The conclusion

by Lucas Thomas

Tonight is my last night in Washington and the finality of my looming departure has taken a toll in the last two days. Saturday saw a large chunk of the core group leave, and Sunday was huge because Adam left early in the morning. Jon Boy peaces out at ten in the morning tomorrow and I’m gone at five in the afternoon. Despite a series of circumstances that have prohibited me from making a “clean break” from the city when I leave tomorrow, the moment feels heavy. I know I will be back shortly but knowing everybody, including Amos, will be gone assures me that I will never really be “back” to where I was this summer.

The people I came in contact this summer have delighted me every day. Even the police officers, I am delighted to have spent the evening in their graces. I came across a black man dressed in a white-hooded cloak. I hung out with Phill Grimes in his camper for two hours. Phill claims to be the man people have dubbed responsible for legalizing marijuana in America. I shook Paul McCartney’s hand and walked past Ben Stein on the sidewalk. I met Martin Deschamps, a disabled musician that kills it on guitar and can sing like Louis Armstrong. All of this was new to me, and that is the common element of these experiences that create such vivid memories. Memories I am thankful to have, yet aware of their price. A certain youthful innocence was lost in it all. Things will never seem as new to me as they did this summer.

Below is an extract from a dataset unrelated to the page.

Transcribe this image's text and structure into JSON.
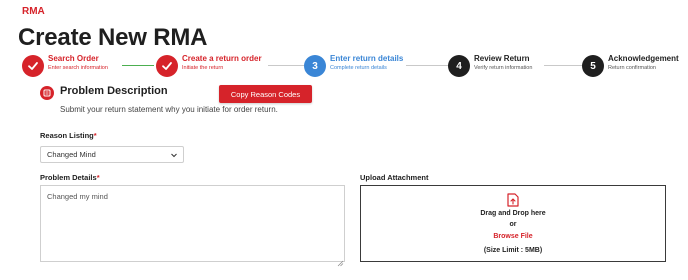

What made this summer so curiously hard to let go is tough to identify. The unknown always fascinates people. There was a lot of unknown in late May when I arrived: the people, the internship, the media, the pace of the city, the personality of the city. I tried to stay away from forming expectations on those topics because I knew for absolute certainty that whatever idea I came up with was based on 100% speculation. Not knowing a damn thing about any of the things that will begin to have an immediate impact scares the shit out of you early on. Especially when considering this was my first bit of exposure to a major media market. I had no idea if my peers were going to be experienced, or more apt to handle what was going to be required to survive in this setting. Unsure whether or not you will be the weak link can be a troubling thought, it manifests deep in your brain. Now on my last night, hanging on at 2AM as one of the last threads of the summer program, I realize the naïveté that bred those insecurities. I can say that I’ve come along way these past two months in that regard; understanding that there is more reason to embrace these changes rather than be intimidated by them. The pit in my stomach that has existed the past few days takes me back to the day I arrived. It’s the same feeling. Then it came from feeling unprepared. Now it comes from taking myself away from the very place that has dispelled those notions that two months ago bothered me. I know I’m better off for it, but it is a bittersweet goodbye.

So I leave Washington, with many things. None of them really tangible all I have are my clothes and laptop which I am typing on now. But lots of intangible things. Assurance. Experience. A network. A record. A culmination of adventures, sometimes disastrous and sometimes glorious. And in their own ways all of these things blend together causing a perfect storm within myself. I can’t put my finger on it exactly but I know it’s there. I can feel it. And so that storm brews and I leave this city behind with a strange sense of confidence in the unknown.